▶ [AVAILABLE DATA]:

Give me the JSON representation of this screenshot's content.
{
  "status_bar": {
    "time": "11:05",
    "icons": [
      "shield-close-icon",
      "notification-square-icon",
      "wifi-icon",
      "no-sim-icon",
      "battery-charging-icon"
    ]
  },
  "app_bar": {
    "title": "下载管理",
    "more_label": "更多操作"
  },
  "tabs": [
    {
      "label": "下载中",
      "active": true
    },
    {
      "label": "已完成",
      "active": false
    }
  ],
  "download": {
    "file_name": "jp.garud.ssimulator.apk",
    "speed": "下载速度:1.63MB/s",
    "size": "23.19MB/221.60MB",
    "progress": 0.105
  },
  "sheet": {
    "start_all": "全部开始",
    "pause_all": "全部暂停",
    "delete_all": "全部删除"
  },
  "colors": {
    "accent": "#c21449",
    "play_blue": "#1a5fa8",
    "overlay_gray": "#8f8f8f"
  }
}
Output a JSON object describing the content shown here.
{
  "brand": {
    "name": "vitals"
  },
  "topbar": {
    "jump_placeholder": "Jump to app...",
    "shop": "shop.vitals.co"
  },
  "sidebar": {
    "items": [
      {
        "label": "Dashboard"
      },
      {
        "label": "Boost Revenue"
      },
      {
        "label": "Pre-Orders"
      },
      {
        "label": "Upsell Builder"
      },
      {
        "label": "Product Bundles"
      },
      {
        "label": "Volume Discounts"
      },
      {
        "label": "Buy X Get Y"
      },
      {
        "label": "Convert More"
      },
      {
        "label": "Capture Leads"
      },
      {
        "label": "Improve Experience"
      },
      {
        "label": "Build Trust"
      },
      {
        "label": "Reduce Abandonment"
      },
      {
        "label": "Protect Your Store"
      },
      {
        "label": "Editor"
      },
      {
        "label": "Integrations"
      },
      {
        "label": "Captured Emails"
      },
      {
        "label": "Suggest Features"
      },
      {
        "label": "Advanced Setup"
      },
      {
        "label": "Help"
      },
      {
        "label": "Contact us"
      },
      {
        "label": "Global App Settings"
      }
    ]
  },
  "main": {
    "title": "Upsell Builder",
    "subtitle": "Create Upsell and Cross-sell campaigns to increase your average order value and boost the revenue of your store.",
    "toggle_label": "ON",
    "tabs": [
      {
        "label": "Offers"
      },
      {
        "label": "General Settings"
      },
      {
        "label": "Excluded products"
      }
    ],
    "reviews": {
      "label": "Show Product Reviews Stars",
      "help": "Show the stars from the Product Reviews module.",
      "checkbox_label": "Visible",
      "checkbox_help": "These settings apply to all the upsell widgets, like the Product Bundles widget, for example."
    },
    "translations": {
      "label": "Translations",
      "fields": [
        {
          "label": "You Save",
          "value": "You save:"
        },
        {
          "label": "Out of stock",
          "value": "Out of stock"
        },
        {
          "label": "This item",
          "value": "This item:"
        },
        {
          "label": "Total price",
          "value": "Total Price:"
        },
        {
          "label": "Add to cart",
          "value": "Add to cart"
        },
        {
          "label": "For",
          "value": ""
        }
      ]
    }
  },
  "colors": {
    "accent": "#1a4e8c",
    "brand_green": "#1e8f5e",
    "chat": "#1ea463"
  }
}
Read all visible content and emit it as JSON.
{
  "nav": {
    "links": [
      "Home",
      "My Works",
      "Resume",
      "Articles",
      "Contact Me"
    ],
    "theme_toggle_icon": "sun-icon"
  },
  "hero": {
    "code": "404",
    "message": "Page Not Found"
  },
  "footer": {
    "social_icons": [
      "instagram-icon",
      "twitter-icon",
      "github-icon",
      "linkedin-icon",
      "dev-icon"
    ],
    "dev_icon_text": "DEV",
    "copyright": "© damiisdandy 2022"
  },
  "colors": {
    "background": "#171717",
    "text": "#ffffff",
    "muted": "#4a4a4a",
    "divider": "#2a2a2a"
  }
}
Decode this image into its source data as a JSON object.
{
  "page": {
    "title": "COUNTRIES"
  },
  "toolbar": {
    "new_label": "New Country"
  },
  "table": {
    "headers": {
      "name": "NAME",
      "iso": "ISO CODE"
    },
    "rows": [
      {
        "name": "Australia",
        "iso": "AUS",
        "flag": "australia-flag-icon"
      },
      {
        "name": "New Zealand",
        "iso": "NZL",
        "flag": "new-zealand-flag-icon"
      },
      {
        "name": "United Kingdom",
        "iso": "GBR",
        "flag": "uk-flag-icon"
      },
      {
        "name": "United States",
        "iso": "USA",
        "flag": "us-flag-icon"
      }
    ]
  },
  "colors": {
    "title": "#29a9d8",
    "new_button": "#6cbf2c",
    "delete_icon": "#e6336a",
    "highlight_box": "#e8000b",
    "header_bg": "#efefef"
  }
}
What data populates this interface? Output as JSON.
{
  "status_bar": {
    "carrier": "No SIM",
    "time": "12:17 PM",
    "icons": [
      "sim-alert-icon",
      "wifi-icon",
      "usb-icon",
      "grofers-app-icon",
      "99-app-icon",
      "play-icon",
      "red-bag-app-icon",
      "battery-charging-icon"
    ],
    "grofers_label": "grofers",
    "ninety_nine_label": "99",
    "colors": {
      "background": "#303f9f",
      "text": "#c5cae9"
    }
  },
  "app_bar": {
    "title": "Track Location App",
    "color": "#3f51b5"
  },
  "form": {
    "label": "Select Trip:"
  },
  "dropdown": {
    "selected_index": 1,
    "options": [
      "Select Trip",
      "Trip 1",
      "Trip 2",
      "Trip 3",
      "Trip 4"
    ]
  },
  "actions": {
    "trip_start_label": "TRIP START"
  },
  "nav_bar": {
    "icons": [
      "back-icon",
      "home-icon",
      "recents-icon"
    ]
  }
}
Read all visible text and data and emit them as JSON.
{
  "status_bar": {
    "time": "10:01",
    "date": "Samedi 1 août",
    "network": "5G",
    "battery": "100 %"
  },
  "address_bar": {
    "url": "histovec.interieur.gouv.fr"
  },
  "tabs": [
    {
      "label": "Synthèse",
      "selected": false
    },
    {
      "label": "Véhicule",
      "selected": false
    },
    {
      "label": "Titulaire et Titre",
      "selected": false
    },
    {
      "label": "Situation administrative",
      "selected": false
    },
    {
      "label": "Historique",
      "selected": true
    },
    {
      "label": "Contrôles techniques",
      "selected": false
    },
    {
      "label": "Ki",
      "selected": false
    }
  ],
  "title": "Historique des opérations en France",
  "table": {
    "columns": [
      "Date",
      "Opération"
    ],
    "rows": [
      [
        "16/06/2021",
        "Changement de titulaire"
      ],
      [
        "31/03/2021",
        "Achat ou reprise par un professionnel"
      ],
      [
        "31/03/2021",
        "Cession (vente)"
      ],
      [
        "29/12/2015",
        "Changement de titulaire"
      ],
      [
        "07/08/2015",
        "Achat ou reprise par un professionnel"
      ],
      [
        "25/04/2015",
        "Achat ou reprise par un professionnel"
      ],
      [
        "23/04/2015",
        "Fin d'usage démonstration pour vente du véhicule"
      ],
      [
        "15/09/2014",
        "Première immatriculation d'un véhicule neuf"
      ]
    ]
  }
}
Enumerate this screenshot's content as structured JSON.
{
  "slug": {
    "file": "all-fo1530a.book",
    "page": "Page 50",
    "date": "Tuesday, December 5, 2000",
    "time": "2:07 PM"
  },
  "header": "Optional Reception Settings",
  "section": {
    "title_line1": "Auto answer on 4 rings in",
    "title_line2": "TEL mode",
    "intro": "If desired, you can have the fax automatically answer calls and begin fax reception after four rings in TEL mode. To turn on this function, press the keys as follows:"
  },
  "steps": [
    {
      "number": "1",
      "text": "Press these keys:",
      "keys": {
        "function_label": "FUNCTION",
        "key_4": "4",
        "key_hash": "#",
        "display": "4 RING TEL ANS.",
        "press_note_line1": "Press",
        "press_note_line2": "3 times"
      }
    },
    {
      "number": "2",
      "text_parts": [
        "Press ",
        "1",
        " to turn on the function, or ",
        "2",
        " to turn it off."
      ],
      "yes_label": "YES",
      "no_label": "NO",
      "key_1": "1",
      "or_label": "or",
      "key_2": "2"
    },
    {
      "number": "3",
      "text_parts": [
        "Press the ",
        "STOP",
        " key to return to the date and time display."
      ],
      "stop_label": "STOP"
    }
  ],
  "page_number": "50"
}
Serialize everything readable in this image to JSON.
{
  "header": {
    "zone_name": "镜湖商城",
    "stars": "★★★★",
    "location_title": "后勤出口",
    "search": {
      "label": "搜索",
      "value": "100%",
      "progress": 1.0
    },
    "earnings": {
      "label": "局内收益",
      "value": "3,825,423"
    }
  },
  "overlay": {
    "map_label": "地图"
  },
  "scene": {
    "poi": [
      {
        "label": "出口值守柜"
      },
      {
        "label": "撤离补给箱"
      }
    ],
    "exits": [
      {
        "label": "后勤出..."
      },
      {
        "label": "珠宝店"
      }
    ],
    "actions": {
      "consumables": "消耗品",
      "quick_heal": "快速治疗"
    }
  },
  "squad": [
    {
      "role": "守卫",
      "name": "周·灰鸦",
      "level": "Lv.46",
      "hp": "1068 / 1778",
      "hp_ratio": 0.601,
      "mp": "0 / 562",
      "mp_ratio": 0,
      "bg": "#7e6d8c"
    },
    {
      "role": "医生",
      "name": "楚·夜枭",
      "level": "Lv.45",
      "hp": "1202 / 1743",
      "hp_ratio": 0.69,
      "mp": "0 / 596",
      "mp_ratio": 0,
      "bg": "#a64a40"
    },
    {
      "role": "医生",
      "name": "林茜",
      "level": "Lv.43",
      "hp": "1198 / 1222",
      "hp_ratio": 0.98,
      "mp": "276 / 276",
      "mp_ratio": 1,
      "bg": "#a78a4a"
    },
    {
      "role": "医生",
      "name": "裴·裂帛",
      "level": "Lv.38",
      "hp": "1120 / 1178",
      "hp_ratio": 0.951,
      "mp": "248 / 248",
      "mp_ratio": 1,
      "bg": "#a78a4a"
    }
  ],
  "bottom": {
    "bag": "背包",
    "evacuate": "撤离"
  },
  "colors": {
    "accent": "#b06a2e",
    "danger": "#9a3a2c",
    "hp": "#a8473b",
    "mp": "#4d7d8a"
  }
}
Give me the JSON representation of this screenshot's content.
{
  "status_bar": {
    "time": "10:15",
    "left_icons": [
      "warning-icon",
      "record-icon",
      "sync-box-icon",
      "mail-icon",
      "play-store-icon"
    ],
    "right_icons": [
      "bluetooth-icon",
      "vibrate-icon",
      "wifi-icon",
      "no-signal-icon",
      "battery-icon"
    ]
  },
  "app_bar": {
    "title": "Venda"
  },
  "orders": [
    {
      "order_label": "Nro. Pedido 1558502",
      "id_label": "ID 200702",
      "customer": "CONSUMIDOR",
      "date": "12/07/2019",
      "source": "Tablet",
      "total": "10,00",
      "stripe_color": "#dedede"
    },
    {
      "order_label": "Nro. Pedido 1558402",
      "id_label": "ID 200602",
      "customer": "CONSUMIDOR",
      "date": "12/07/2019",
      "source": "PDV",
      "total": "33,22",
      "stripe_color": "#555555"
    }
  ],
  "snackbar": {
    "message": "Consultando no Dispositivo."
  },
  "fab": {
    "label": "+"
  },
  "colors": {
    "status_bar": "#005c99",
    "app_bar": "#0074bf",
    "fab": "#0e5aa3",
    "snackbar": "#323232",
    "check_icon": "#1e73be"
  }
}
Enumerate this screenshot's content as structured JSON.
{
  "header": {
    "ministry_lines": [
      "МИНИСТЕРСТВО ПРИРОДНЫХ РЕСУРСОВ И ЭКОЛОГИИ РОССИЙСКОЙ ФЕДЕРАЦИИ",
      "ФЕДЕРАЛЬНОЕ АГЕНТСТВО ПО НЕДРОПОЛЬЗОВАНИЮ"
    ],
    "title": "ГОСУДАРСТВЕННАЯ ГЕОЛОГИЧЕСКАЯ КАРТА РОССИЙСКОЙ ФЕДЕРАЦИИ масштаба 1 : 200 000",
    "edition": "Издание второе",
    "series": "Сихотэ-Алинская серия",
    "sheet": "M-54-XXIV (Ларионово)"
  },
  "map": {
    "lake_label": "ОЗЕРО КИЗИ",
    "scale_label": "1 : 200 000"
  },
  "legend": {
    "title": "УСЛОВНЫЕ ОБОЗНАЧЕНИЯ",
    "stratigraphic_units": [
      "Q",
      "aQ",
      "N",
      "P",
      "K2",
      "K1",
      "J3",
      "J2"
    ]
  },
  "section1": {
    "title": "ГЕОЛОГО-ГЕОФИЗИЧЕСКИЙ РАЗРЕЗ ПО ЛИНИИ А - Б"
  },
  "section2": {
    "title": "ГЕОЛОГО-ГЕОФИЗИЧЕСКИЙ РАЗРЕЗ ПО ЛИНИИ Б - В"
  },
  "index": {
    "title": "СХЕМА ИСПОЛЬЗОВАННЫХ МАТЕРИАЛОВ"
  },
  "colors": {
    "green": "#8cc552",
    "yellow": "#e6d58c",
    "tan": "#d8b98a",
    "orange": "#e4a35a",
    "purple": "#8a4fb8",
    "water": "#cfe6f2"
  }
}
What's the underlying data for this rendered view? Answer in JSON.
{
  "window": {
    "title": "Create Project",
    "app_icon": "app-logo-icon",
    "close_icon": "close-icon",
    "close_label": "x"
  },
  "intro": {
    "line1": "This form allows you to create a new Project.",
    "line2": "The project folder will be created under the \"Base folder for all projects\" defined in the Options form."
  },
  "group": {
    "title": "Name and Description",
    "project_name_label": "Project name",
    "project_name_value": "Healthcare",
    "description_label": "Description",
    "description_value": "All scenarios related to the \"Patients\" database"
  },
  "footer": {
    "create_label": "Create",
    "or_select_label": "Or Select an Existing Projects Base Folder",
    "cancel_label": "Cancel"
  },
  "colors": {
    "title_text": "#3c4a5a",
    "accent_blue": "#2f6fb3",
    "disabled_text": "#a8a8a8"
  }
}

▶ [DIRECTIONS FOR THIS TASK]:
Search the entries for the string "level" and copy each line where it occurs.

▶ [TASK ANSWER]:
      "level": "Lv.46",
      "level": "Lv.45",
      "level": "Lv.43",
      "level": "Lv.38",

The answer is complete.